§ **Activity**
Determine how many lines in the records that follow hold the string "Binomial". Only that number should be returned.

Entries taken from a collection
++++++

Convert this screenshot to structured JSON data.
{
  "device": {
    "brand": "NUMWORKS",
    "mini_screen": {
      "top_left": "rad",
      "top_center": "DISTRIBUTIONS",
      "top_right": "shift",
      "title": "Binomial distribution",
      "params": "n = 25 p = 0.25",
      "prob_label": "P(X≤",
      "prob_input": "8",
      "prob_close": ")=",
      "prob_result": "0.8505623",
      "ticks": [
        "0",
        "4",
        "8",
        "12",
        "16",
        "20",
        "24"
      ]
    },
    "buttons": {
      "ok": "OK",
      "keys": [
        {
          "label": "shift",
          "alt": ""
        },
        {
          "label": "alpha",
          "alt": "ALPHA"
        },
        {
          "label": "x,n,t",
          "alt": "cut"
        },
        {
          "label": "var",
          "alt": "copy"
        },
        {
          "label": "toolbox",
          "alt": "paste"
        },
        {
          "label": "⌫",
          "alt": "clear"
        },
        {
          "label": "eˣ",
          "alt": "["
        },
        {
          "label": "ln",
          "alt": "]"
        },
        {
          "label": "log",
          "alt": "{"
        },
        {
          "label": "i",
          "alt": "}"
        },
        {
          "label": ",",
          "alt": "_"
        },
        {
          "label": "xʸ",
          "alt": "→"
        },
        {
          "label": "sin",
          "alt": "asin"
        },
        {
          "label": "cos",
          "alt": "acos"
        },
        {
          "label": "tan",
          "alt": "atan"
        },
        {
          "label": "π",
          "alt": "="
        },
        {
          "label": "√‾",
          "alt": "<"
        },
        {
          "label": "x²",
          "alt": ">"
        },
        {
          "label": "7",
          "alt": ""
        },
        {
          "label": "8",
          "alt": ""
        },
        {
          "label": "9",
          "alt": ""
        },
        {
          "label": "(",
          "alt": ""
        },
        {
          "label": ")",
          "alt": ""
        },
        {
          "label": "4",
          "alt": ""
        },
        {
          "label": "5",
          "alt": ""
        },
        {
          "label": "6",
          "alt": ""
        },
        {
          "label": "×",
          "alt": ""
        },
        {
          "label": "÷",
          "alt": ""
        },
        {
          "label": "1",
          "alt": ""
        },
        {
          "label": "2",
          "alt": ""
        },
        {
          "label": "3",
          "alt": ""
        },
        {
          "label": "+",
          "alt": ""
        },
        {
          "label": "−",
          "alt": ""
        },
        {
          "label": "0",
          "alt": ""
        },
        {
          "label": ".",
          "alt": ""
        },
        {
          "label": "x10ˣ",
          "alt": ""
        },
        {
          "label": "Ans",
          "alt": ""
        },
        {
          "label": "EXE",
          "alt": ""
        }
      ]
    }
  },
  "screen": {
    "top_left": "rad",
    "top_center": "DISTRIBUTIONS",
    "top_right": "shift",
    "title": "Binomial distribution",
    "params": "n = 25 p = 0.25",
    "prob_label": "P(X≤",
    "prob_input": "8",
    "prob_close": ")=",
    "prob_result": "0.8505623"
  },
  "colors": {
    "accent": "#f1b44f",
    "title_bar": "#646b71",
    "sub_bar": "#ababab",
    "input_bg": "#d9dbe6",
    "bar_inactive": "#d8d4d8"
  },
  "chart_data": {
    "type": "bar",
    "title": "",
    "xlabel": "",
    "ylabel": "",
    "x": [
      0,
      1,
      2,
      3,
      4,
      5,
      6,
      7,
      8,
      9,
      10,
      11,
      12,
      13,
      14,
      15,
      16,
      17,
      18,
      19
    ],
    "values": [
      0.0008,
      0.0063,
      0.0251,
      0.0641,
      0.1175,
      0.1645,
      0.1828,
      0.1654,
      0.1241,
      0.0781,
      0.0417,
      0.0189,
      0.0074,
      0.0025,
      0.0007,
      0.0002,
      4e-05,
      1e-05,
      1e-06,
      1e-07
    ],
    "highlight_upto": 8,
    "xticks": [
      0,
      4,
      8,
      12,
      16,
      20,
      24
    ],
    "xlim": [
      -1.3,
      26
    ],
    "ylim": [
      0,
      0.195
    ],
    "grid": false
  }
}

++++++

§ **Your response**
2